Exercise description: Scan the listing below for the word "title", then copy each line that has it.

***** Provided records *****

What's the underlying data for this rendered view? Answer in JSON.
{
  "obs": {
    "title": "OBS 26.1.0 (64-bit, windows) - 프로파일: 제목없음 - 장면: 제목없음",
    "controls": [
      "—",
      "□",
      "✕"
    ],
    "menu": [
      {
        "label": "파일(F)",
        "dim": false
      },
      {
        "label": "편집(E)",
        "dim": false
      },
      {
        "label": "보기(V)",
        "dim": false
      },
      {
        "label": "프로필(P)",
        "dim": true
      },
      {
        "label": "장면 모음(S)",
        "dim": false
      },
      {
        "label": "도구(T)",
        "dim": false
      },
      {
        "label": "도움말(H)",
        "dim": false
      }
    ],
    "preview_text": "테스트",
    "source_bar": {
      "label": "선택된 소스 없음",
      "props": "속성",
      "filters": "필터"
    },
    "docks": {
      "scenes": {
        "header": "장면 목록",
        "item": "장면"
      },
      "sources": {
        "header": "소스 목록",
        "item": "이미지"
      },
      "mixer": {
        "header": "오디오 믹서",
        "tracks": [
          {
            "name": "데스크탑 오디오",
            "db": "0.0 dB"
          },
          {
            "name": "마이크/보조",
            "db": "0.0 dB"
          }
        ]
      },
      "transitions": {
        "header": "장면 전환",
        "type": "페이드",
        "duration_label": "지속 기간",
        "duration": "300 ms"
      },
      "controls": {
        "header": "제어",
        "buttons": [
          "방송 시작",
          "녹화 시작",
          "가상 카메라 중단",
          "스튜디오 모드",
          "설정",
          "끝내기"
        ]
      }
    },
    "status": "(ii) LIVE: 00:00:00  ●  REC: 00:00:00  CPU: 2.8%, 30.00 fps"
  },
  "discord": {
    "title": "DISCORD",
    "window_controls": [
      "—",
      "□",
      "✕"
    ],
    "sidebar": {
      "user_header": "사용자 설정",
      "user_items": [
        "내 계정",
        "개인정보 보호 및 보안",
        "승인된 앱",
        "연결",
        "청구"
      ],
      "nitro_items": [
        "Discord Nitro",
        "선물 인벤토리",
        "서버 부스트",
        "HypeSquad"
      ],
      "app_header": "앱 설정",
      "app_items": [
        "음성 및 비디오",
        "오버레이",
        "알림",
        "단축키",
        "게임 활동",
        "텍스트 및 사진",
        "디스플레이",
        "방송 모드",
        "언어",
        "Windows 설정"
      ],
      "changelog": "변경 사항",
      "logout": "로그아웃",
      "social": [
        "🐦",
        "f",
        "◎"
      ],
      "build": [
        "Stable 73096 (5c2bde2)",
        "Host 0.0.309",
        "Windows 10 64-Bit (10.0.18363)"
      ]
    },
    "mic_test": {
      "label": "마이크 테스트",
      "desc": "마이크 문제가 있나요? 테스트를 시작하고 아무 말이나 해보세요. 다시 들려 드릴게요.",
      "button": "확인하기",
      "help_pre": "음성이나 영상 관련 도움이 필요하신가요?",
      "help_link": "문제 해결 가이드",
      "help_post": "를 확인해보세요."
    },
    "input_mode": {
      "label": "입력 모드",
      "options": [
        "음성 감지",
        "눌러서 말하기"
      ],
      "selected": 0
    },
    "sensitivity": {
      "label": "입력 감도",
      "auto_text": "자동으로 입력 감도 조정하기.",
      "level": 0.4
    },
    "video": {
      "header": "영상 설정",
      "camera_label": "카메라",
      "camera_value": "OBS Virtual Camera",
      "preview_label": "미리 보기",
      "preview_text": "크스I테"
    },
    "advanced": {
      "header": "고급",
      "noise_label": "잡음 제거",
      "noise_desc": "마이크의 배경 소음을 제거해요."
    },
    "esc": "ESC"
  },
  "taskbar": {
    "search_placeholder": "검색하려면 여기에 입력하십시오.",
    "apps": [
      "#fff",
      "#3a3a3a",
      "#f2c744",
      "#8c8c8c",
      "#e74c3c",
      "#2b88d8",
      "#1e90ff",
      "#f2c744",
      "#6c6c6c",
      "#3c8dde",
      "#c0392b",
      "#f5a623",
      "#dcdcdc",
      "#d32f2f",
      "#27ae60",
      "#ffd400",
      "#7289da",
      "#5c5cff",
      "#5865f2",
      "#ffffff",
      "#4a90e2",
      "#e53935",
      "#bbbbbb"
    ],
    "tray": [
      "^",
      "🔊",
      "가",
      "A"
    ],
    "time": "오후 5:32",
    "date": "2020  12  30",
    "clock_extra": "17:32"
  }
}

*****

Task response:
    "title": "OBS 26.1.0 (64-bit, windows) - 프로파일: 제목없음 - 장면: 제목없음",
    "title": "DISCORD",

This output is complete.